● Exercise prompt:
From the entries, return every line where the string "background" shows up.

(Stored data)
_ _ _ _ _

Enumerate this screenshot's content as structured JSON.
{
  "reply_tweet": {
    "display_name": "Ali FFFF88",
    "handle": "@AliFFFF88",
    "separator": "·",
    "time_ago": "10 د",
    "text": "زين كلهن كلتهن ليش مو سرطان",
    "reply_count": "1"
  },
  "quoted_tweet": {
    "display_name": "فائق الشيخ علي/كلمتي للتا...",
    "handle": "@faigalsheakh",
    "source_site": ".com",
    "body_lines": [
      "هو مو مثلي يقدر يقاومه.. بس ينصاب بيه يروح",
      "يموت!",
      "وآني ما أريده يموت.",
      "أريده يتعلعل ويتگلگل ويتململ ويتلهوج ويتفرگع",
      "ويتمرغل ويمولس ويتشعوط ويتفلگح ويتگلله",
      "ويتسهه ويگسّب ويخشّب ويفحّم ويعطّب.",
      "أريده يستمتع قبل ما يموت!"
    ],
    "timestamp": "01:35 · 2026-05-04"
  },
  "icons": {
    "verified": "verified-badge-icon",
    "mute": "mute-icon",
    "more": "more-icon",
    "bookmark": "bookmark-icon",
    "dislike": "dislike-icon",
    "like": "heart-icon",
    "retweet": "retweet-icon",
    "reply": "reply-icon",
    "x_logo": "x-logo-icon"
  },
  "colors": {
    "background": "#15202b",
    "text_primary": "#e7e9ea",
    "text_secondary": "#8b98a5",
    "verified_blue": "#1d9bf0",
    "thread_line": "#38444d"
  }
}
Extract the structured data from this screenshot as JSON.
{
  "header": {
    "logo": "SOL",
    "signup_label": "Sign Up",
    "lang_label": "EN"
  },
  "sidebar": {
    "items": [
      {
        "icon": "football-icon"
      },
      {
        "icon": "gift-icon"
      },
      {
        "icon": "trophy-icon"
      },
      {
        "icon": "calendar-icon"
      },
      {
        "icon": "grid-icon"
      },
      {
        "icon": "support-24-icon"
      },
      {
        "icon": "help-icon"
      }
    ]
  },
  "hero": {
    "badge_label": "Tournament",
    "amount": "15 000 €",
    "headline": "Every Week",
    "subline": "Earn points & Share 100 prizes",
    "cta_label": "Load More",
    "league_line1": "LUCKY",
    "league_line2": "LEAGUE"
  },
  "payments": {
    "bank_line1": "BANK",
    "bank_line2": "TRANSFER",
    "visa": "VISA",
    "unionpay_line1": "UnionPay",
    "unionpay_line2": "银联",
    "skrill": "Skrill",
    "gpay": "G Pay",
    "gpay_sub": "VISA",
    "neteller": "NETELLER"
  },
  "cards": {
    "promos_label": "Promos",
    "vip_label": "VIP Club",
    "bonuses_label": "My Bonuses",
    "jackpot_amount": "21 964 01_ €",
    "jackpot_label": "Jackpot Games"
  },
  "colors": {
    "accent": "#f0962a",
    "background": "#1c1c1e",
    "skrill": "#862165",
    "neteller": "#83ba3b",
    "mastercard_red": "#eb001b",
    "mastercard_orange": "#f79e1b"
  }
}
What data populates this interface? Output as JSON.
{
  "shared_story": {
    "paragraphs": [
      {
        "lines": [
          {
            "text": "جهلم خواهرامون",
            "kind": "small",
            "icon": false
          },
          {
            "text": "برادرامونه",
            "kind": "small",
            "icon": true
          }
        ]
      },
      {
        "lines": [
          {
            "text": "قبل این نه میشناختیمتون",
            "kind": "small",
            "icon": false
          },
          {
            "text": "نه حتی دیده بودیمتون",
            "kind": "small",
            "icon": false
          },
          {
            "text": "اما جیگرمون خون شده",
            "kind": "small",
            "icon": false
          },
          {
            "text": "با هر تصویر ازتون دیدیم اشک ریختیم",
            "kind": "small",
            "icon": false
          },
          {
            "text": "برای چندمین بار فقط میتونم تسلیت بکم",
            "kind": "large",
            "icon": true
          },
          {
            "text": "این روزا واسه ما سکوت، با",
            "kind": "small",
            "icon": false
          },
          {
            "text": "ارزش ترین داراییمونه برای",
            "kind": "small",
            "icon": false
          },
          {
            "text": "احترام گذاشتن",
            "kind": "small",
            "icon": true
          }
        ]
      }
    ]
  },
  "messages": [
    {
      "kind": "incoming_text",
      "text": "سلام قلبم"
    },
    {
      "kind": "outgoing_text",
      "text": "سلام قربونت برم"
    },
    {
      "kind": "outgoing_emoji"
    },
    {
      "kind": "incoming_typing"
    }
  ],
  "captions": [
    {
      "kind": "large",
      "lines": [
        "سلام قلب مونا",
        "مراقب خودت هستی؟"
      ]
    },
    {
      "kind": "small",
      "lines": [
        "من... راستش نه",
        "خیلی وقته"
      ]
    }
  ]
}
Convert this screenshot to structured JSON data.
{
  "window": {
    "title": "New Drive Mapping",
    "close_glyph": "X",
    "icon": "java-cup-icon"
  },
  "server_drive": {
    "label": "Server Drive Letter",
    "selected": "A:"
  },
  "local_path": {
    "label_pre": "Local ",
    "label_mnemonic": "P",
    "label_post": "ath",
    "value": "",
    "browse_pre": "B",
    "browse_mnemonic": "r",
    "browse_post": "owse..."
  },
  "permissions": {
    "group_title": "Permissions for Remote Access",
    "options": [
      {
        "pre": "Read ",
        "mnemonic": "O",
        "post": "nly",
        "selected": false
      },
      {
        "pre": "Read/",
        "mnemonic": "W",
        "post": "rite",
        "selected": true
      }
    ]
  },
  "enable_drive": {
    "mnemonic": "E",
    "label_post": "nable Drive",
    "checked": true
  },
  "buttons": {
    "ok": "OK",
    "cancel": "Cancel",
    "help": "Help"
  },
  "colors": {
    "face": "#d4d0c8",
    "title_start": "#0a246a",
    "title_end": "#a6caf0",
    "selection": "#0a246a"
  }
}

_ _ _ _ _

● Exercise output:
    "background": "#15202b",
    "background": "#1c1c1e",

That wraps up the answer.